> [WHAT IS BEING ASKED]
An exact copy of every entry is the answer here, with no pictures.

> [App and web page records]
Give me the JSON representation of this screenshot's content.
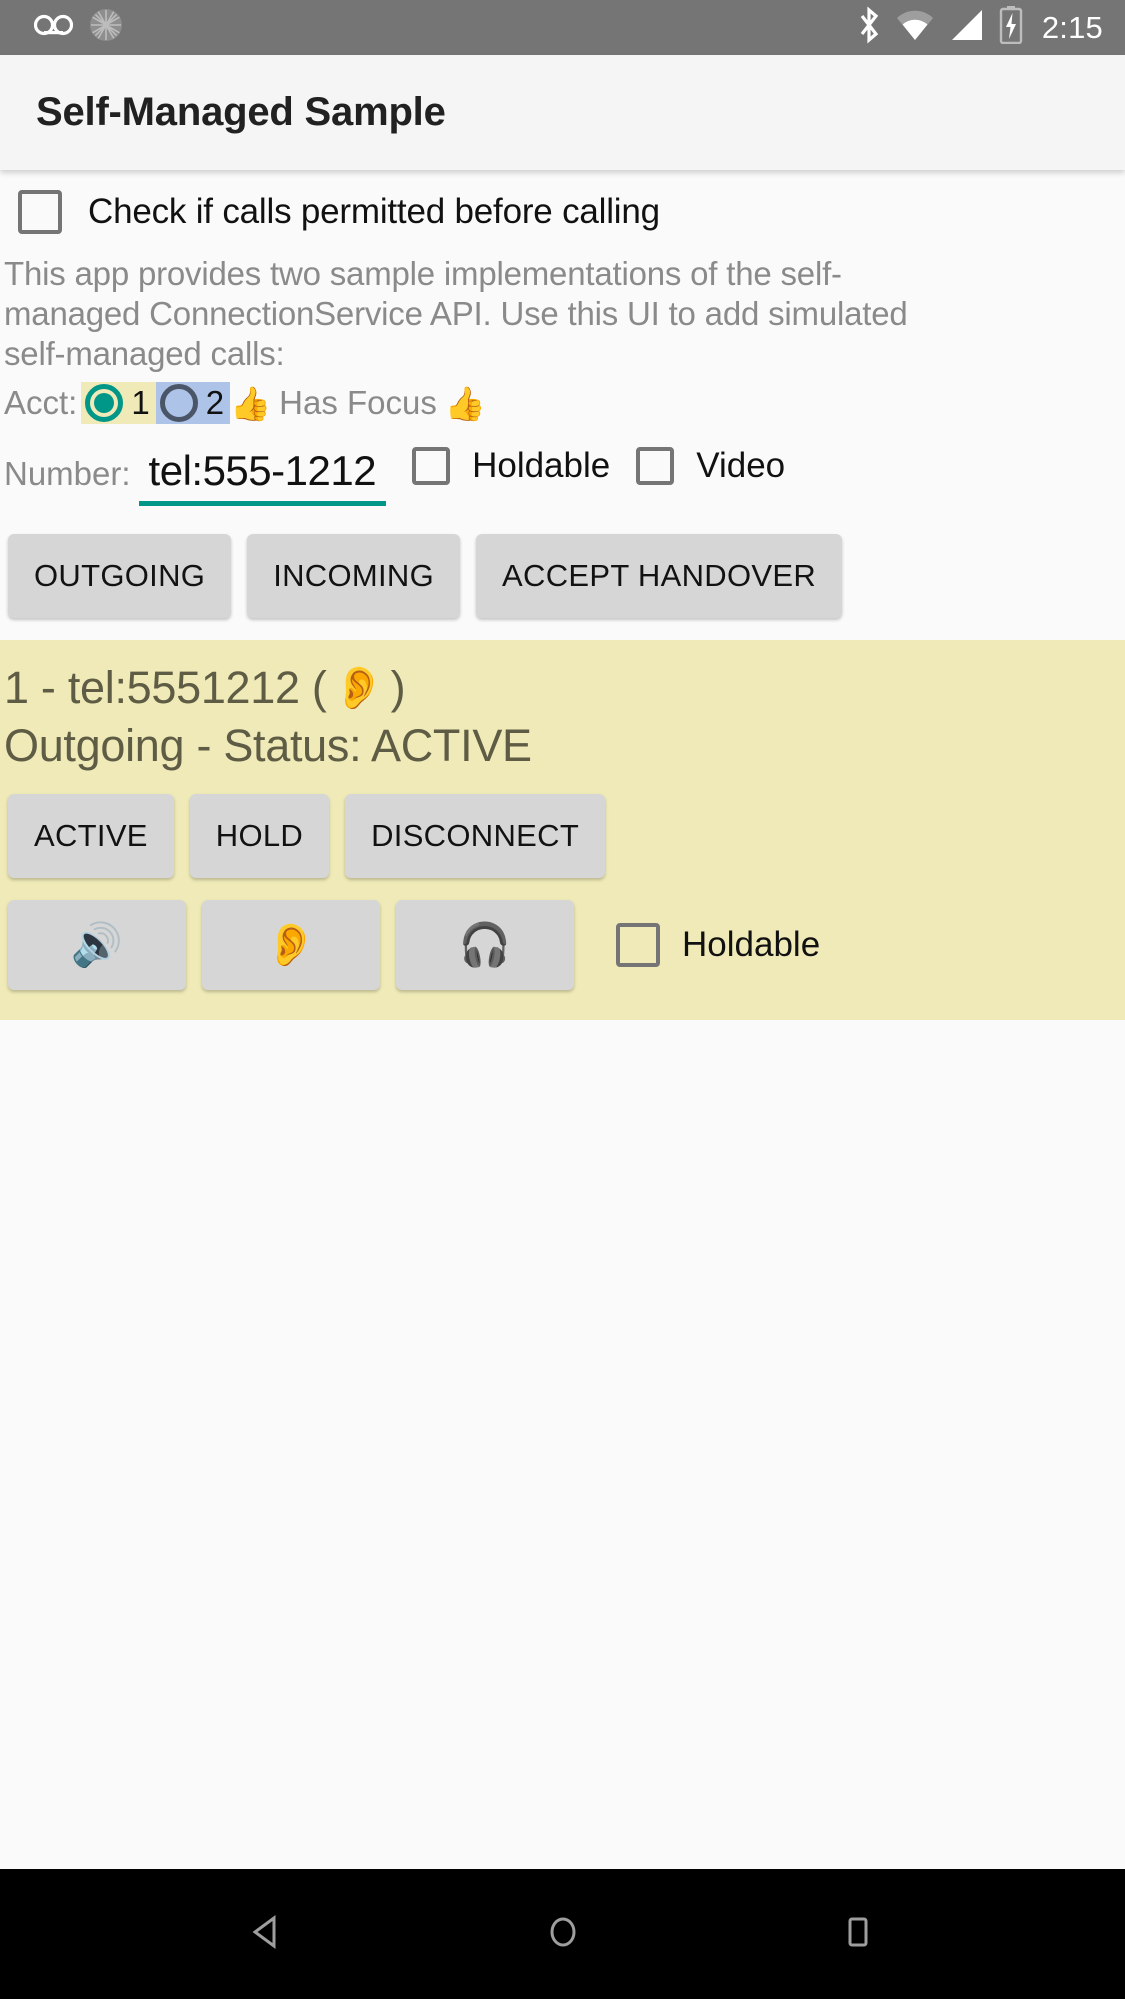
{
  "status_bar": {
    "icons_left": [
      "voicemail-icon",
      "sync-circle-icon"
    ],
    "icons_right": [
      "bluetooth-icon",
      "wifi-icon",
      "signal-icon",
      "battery-charging-icon"
    ],
    "time": "2:15"
  },
  "app_bar": {
    "title": "Self-Managed Sample"
  },
  "permission": {
    "checkbox_label": "Check if calls permitted before calling",
    "checked": false
  },
  "description": "This app provides two sample implementations of the self-managed ConnectionService API.  Use this UI to add simulated self-managed calls:",
  "account": {
    "label": "Acct:",
    "options": [
      {
        "value": "1",
        "selected": true,
        "highlight": "#efeab7"
      },
      {
        "value": "2",
        "selected": false,
        "highlight": "#adc3e8"
      }
    ],
    "focus_emoji_left": "👍",
    "focus_text": "Has Focus",
    "focus_emoji_right": "👍"
  },
  "number": {
    "label": "Number:",
    "value": "tel:555-1212",
    "placeholder": "tel:555-1212",
    "holdable_label": "Holdable",
    "holdable_checked": false,
    "video_label": "Video",
    "video_checked": false
  },
  "actions": [
    {
      "label": "OUTGOING"
    },
    {
      "label": "INCOMING"
    },
    {
      "label": "ACCEPT HANDOVER"
    }
  ],
  "call": {
    "title_prefix": "1 - tel:5551212 (",
    "title_emoji": "👂",
    "title_suffix": ")",
    "status_line": "Outgoing - Status: ACTIVE",
    "state_buttons": [
      {
        "label": "ACTIVE"
      },
      {
        "label": "HOLD"
      },
      {
        "label": "DISCONNECT"
      }
    ],
    "audio_buttons": [
      {
        "emoji": "🔊",
        "name": "speaker-icon"
      },
      {
        "emoji": "👂",
        "name": "ear-icon"
      },
      {
        "emoji": "🎧",
        "name": "headphones-icon"
      }
    ],
    "holdable_label": "Holdable",
    "holdable_checked": false,
    "background_color": "#efeab7",
    "text_color": "#5e5c45"
  },
  "nav_bar": {
    "back": "back-icon",
    "home": "home-icon",
    "recents": "recents-icon"
  }
}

> [RESULT OF THE EXERCISE]
Give me the JSON representation of this screenshot's content.
{
  "status_bar": {
    "icons_left": [
      "voicemail-icon",
      "sync-circle-icon"
    ],
    "icons_right": [
      "bluetooth-icon",
      "wifi-icon",
      "signal-icon",
      "battery-charging-icon"
    ],
    "time": "2:15"
  },
  "app_bar": {
    "title": "Self-Managed Sample"
  },
  "permission": {
    "checkbox_label": "Check if calls permitted before calling",
    "checked": false
  },
  "description": "This app provides two sample implementations of the self-managed ConnectionService API.  Use this UI to add simulated self-managed calls:",
  "account": {
    "label": "Acct:",
    "options": [
      {
        "value": "1",
        "selected": true,
        "highlight": "#efeab7"
      },
      {
        "value": "2",
        "selected": false,
        "highlight": "#adc3e8"
      }
    ],
    "focus_emoji_left": "👍",
    "focus_text": "Has Focus",
    "focus_emoji_right": "👍"
  },
  "number": {
    "label": "Number:",
    "value": "tel:555-1212",
    "placeholder": "tel:555-1212",
    "holdable_label": "Holdable",
    "holdable_checked": false,
    "video_label": "Video",
    "video_checked": false
  },
  "actions": [
    {
      "label": "OUTGOING"
    },
    {
      "label": "INCOMING"
    },
    {
      "label": "ACCEPT HANDOVER"
    }
  ],
  "call": {
    "title_prefix": "1 - tel:5551212 (",
    "title_emoji": "👂",
    "title_suffix": ")",
    "status_line": "Outgoing - Status: ACTIVE",
    "state_buttons": [
      {
        "label": "ACTIVE"
      },
      {
        "label": "HOLD"
      },
      {
        "label": "DISCONNECT"
      }
    ],
    "audio_buttons": [
      {
        "emoji": "🔊",
        "name": "speaker-icon"
      },
      {
        "emoji": "👂",
        "name": "ear-icon"
      },
      {
        "emoji": "🎧",
        "name": "headphones-icon"
      }
    ],
    "holdable_label": "Holdable",
    "holdable_checked": false,
    "background_color": "#efeab7",
    "text_color": "#5e5c45"
  },
  "nav_bar": {
    "back": "back-icon",
    "home": "home-icon",
    "recents": "recents-icon"
  }
}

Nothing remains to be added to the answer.